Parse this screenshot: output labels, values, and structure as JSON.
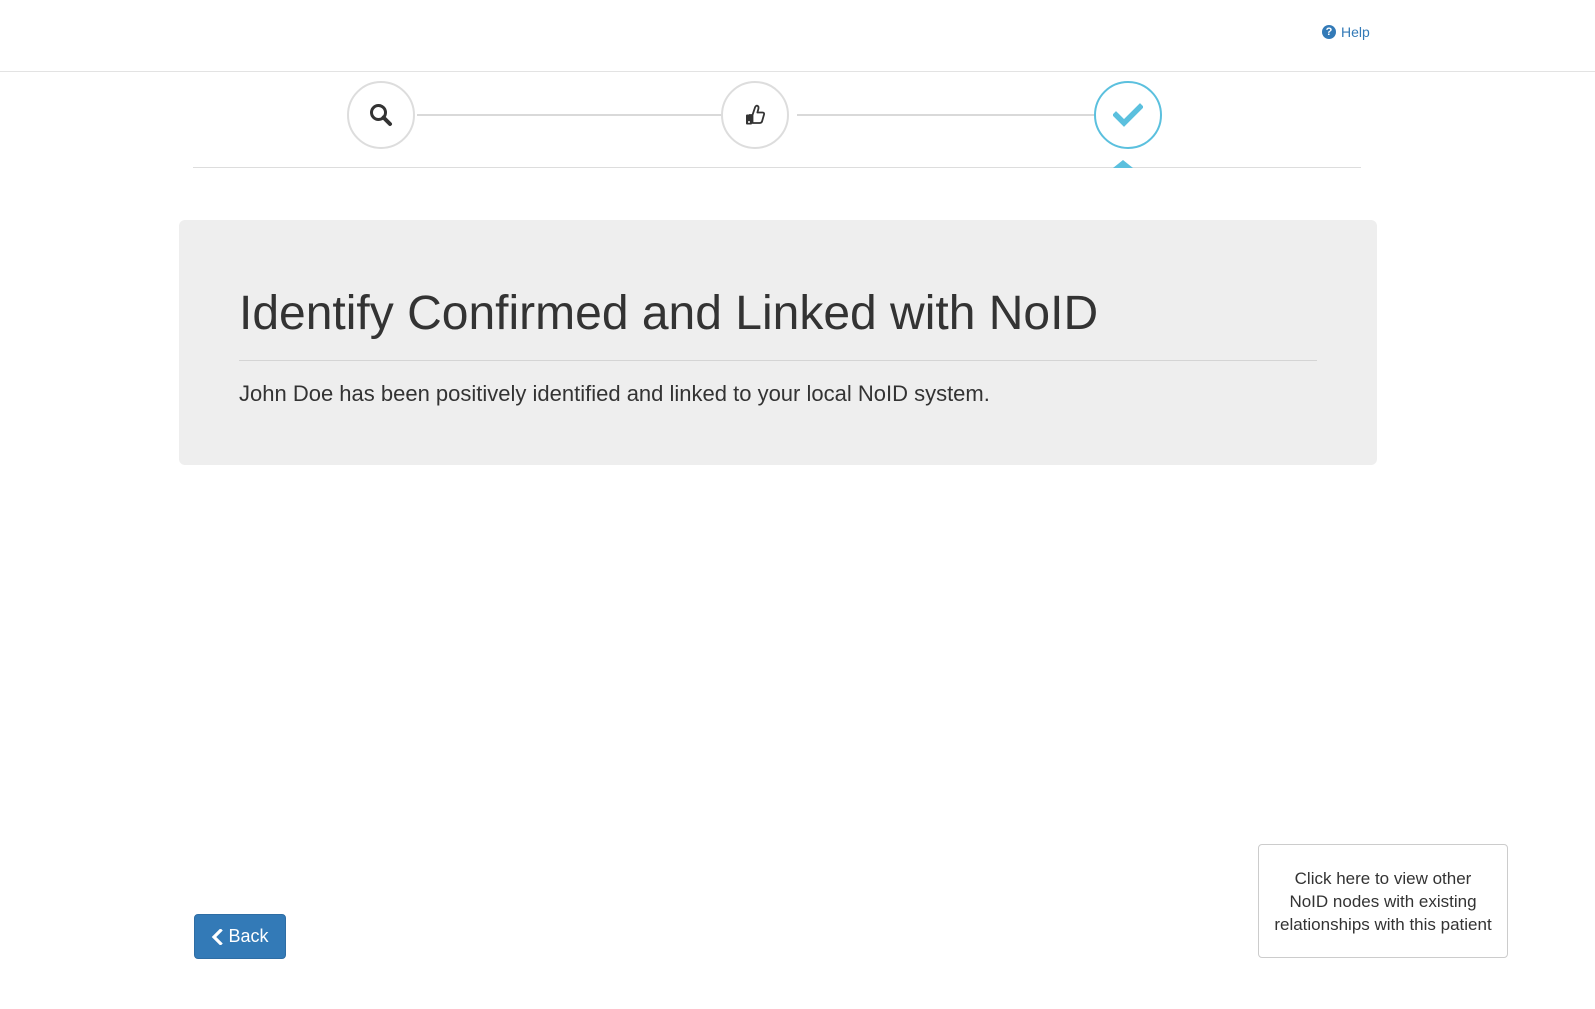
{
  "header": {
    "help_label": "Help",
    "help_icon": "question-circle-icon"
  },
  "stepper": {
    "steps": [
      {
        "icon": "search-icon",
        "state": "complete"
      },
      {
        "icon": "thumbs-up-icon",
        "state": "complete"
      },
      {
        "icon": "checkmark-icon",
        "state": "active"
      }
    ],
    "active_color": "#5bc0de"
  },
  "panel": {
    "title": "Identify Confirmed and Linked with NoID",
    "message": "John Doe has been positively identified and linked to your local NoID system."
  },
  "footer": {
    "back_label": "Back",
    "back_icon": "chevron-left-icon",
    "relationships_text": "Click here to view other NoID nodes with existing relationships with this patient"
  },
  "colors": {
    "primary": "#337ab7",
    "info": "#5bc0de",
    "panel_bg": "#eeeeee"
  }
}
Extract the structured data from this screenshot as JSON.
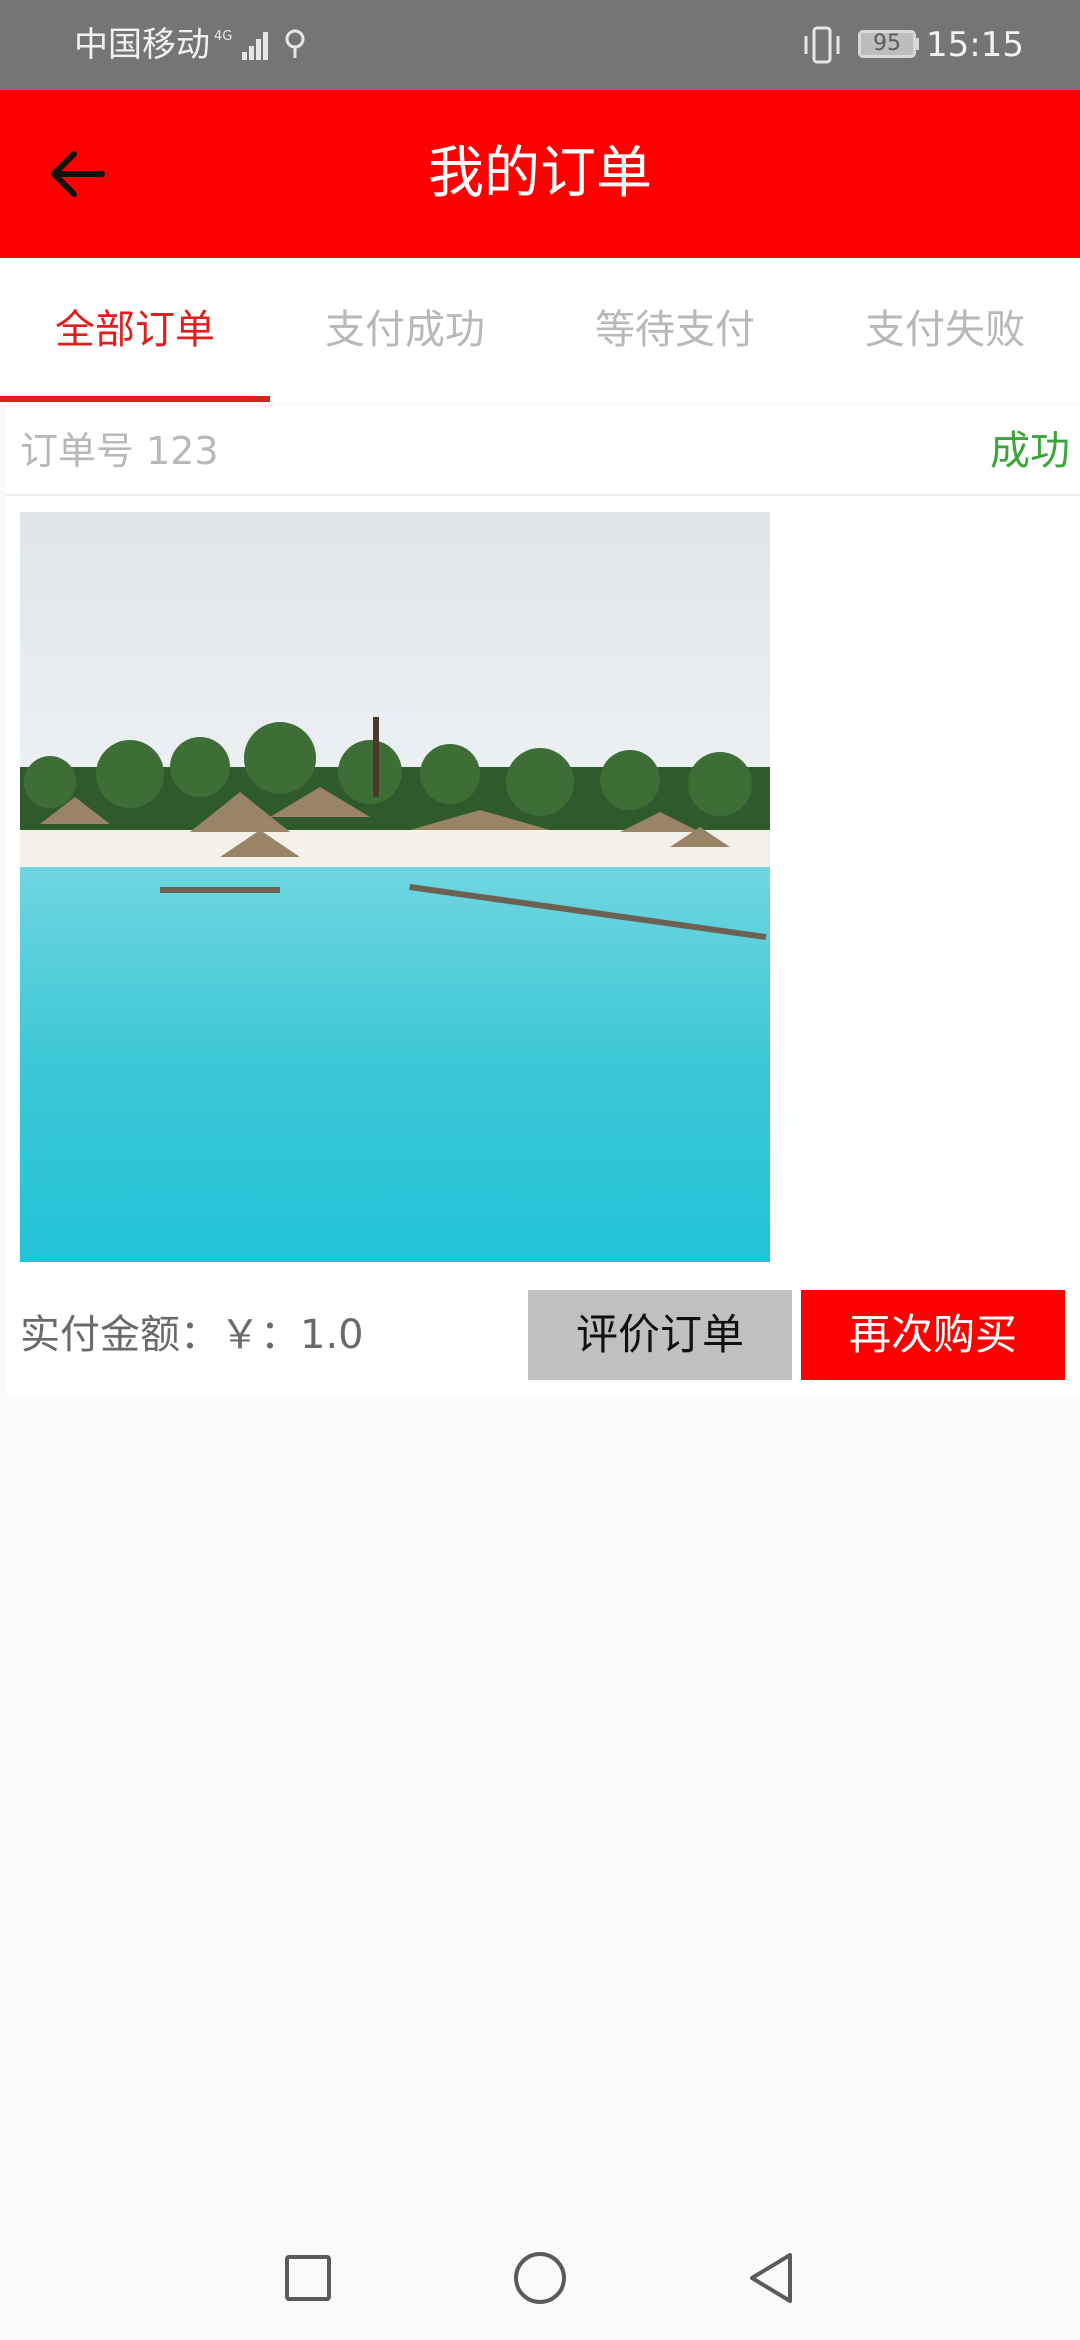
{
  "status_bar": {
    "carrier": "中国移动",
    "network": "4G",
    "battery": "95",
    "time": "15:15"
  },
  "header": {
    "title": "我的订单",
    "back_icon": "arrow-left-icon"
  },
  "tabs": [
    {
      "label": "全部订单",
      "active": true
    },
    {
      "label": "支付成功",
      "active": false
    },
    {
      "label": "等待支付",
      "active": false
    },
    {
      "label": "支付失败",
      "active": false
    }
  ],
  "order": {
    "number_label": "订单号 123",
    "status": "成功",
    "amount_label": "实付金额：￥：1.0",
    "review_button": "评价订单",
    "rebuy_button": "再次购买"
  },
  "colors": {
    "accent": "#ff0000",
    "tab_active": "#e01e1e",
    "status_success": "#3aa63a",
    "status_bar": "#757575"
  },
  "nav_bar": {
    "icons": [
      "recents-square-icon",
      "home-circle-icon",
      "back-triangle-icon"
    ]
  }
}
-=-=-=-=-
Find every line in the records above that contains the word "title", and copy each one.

    "title": "Identify Confirmed and Linked with NoID",
    "title": "我的订单",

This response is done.